This Sunday Colts fans got their long-awaited look at Vick Ballard who started in place of the injured Donald Brown. Fans have routinely panned Donald Brown and Joe Addai before him for their lack of productivity. Ballard's approach is very powerful in contrast to the slashing style favored by both Brown and Addai. Naturally fans assumed this would lead to a better run game between the tackles.
It didn't: Ballard carried the ball eight times for 25 yards. He averaged a measley 3.1 yards per carry while busting a long run of five yards, both well below Brown's year so far.
So what gives? Is Brown better than Ballard? Is the Colts offensive line that bad? Are the Jets the second coming of the 2000 Ravens?
The answers were found in the game film of course.
First, Ballard had a decent day despite what the stats say. It's debatable if that means he's better or worse than Donald Brown but one thing is evident: the coaching staff has given up on the right side of the offensive line. Against the Jets the Colts ran Ballard exclusively behind the left side or between the tackles. Not once did Ballard attempt to run to the right. While there were no big gains there were also no losses. Ballard finished the day making positive yards on each of his eight carries. In fact the only negative rushing attempt from the running backs came on a Mewelde Moore loss of three yards on the left side of the line. Likewise the only attempt to the right side came on a Moore rush as well. In total the Colts ran 14 of 15 rushing attempts with running backs to the left or up the gut. In that light it's clear the coaching staff simply learned their lesson and have given up trying to run behind the porous right side of the line. This certainly helped Ballard as it would any of the running backs.
Second, the tape and play selection clearly illustrates the offensive line is really bad. The Jets were in the bottom five in run defense before the game and the Colts managed just 42 yards. In addition to poor run blocking they gave up four sacks. The Colts started calling more low-risk plays and as a result became quite predictable.
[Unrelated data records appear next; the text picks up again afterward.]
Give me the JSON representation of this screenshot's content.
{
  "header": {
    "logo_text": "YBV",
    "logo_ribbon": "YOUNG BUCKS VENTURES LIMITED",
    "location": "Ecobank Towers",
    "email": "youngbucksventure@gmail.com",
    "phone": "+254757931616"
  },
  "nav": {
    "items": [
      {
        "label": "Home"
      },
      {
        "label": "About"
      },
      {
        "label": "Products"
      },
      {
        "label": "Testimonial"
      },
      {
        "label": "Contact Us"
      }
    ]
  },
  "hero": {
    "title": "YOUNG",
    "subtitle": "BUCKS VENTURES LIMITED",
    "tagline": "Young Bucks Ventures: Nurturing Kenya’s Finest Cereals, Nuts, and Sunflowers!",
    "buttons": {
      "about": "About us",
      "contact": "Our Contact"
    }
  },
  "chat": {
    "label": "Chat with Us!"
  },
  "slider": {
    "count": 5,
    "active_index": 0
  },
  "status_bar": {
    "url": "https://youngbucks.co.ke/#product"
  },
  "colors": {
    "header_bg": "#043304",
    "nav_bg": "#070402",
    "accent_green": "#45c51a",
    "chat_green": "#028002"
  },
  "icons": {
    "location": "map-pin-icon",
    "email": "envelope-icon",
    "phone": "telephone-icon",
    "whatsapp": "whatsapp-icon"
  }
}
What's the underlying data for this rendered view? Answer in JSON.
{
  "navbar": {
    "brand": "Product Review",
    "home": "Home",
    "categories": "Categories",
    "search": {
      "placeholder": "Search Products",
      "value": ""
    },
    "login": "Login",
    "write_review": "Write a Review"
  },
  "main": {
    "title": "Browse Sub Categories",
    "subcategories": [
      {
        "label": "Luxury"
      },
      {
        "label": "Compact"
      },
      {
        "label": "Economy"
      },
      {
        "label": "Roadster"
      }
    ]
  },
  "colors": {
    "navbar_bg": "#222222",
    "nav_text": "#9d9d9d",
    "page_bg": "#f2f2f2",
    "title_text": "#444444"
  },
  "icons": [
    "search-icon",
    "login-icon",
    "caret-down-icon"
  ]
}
The Jets capitalized on this and simply devoured running backs in obvious running situations.
Are the Jets better than we thought against the run? Once again you don't have to watch Jeff Linkebach's upright blocking style to know he's going to get flatfooted or pancaked. There aren't many stats we need to know that the Jets, one of the worst teams against the run, were still simply too much for the Colts.
Will fans give Ballard, or any Colts running back for that matter, the fair shake and judge them based on more than the box score? Time will tell but Sunday's performance was far from a referendum on Ballard but rather a harsh indictment of an offensive line bound to disappoint fans throughout the year.
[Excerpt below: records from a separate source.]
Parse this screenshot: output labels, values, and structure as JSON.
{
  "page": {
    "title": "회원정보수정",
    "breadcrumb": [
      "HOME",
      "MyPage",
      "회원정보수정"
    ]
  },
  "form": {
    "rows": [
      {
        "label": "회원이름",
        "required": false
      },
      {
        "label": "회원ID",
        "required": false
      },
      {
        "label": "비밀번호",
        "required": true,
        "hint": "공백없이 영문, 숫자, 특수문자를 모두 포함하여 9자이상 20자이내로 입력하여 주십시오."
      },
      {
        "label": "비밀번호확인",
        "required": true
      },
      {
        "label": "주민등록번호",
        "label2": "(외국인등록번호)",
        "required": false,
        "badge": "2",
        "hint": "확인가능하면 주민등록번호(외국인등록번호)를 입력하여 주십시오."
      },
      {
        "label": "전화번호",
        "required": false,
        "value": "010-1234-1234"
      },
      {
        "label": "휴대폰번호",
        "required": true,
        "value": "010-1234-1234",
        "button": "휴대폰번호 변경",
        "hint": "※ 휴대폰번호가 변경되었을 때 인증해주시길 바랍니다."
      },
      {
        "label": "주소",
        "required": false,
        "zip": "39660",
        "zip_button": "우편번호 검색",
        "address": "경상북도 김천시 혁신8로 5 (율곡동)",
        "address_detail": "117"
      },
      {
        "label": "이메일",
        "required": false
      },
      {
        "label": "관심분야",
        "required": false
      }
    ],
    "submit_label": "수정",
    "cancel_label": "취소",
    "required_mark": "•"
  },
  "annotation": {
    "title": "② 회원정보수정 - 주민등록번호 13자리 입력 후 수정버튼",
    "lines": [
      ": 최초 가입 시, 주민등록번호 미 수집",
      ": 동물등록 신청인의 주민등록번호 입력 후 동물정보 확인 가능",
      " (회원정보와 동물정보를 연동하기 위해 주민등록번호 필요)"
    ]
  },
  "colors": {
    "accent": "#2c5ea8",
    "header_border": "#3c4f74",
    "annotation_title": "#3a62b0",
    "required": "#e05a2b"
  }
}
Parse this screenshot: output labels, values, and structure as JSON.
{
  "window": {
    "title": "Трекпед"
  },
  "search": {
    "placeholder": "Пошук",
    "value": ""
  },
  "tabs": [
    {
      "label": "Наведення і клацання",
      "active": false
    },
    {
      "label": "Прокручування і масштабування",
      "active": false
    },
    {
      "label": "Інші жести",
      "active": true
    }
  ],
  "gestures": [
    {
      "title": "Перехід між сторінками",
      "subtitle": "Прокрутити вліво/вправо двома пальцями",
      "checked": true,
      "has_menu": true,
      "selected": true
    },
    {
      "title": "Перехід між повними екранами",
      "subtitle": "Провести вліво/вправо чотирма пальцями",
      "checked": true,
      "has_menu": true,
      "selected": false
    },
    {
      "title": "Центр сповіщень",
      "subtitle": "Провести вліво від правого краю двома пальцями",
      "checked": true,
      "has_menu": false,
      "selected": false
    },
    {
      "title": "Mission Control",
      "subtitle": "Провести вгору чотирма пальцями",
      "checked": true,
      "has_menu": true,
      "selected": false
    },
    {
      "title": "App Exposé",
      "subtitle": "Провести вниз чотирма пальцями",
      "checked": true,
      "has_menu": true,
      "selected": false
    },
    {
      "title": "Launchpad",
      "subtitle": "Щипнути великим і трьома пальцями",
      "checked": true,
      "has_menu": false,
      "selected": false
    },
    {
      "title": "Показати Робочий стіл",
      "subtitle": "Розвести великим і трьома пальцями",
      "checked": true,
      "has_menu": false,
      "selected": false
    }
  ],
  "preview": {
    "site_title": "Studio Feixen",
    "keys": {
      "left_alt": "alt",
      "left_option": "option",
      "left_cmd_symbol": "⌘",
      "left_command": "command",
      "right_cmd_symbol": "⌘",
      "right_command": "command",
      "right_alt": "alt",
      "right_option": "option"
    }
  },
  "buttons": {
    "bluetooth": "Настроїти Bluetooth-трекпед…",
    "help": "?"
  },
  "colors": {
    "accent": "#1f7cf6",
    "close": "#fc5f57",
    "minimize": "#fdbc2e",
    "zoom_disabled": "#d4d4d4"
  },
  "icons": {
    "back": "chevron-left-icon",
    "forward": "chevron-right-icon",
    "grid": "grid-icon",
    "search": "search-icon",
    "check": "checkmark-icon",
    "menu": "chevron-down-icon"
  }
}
One of the more telling clues of how weak our run game is the third and short formation that we use either with a back at Luck's side for blocking -or empty backfield. Carter seems to be very tenative now, thinking maybe he will be banished if he ever fumbles again. But this was his first action after being hurt and punished for fumbling-He certainly has shown more power and strength than Brown. Brown's speed is suited well for the open field or running with a fullback like last year, sure is not very durable-maybe that is why he cannot block a wind. Hope Ballard can show more-it was his first.
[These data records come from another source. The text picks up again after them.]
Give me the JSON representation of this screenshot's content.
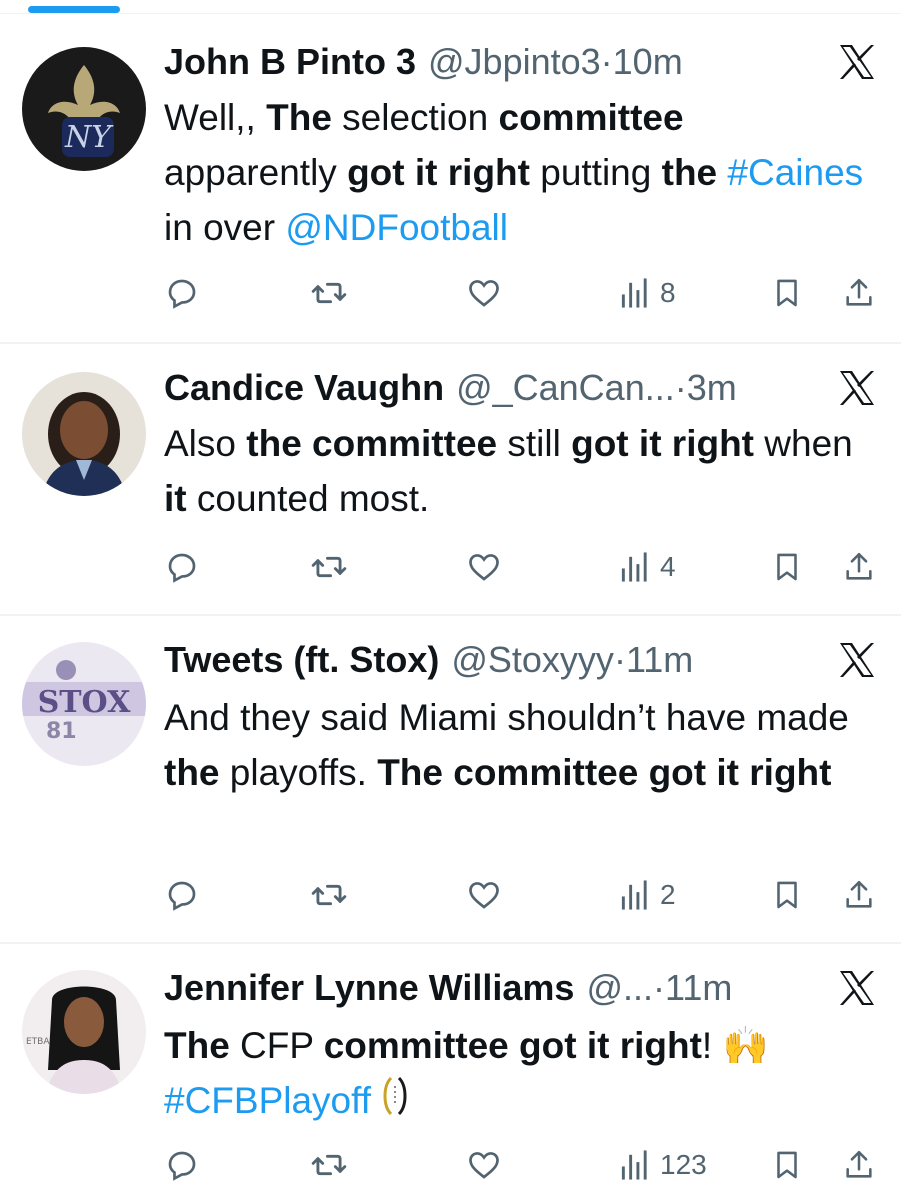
{
  "tweets": [
    {
      "name": "John B Pinto 3",
      "handle": "@Jbpinto3",
      "sep": "·",
      "time": "10m",
      "text_segments": [
        {
          "t": "Well,, ",
          "s": "n"
        },
        {
          "t": "The",
          "s": "b"
        },
        {
          "t": " selection ",
          "s": "n"
        },
        {
          "t": "committee",
          "s": "b"
        },
        {
          "t": " apparently ",
          "s": "n"
        },
        {
          "t": "got it right",
          "s": "b"
        },
        {
          "t": " putting ",
          "s": "n"
        },
        {
          "t": "the",
          "s": "b"
        },
        {
          "t": " ",
          "s": "n"
        },
        {
          "t": "#Caines",
          "s": "l"
        },
        {
          "t": " in over ",
          "s": "n"
        },
        {
          "t": "@NDFootball",
          "s": "l"
        }
      ],
      "views": "8"
    },
    {
      "name": "Candice Vaughn",
      "handle": "@_CanCan...",
      "sep": "·",
      "time": "3m",
      "text_segments": [
        {
          "t": "Also ",
          "s": "n"
        },
        {
          "t": "the committee",
          "s": "b"
        },
        {
          "t": " still ",
          "s": "n"
        },
        {
          "t": "got it right",
          "s": "b"
        },
        {
          "t": " when ",
          "s": "n"
        },
        {
          "t": "it",
          "s": "b"
        },
        {
          "t": " counted most.",
          "s": "n"
        }
      ],
      "views": "4"
    },
    {
      "name": "Tweets (ft. Stox)",
      "handle": "@Stoxyyy",
      "sep": "·",
      "time": "11m",
      "avatar_text": "STOX",
      "text_segments": [
        {
          "t": "And they said Miami shouldn’t have made ",
          "s": "n"
        },
        {
          "t": "the",
          "s": "b"
        },
        {
          "t": " playoffs. ",
          "s": "n"
        },
        {
          "t": "The committee got it right",
          "s": "b"
        }
      ],
      "views": "2"
    },
    {
      "name": "Jennifer Lynne Williams",
      "handle": "@...",
      "sep": "·",
      "time": "11m",
      "text_segments": [
        {
          "t": "The",
          "s": "b"
        },
        {
          "t": " CFP ",
          "s": "n"
        },
        {
          "t": "committee got it right",
          "s": "b"
        },
        {
          "t": "! 🙌 ",
          "s": "n"
        },
        {
          "t": "#CFBPlayoff",
          "s": "l"
        },
        {
          "t": " ",
          "s": "n"
        }
      ],
      "views": "123"
    }
  ],
  "colors": {
    "link": "#1d9bf0",
    "muted": "#536471",
    "text": "#0f1419",
    "divider": "#eff3f4"
  },
  "icons": [
    "reply-icon",
    "retweet-icon",
    "like-icon",
    "views-icon",
    "bookmark-icon",
    "share-icon",
    "x-logo-icon",
    "cfp-trophy-icon"
  ]
}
Yeah, the OL was bad, but I wasn't impressed by Ballard at all on his starting debut. He impressed me with the aggression with which he runs, but his vision was poor, and he wasn't particularly quick. That being said, Carter looked worse, IMO.
Unfortunately, this O-line will not allow us to make any fair judgement on any of our running backs. That Ballard was able to get positive yards is a good thing. I still like Carter, for the most part. That being said, we need Donald back in the lineup. He is still the only back that threatens to break one and get behind past the defense. Although, if the offensive play-calling becomes predictable, this conversation on "who's the best/worst back?" becomes useless.
I think being productive as a running back on a "bad" team is the hardest thing to do. (MJD with the Jags not withstanding, as they seemed built for no other purpose than to give the Manning led Colts fits, but no one else.)
A QB is as much responsible for his protection as the line and can somewhat display his skills by scrambling or getting rid of the ball very quickly. A WR or TE... well they really just need for 3 or 4 plays a game to go their way and they can put up some good numbers.
But a running back is at the mercy of so many more variables. (Most completely ouf of his control.) The situation, the play call, the play call of the defense and of course the blocking. Perhaps the great Barry Sanders could sometimes make something out of nothing, but mere mortals need a lot of help.
It is why, per my eye test, that i think Donald Brown has actually played pretty damn well over the last year and a half. And it is why, I completely agree with you that there is a lot more to judging a running back's skills or at least his effectiveness, than looking at a box score.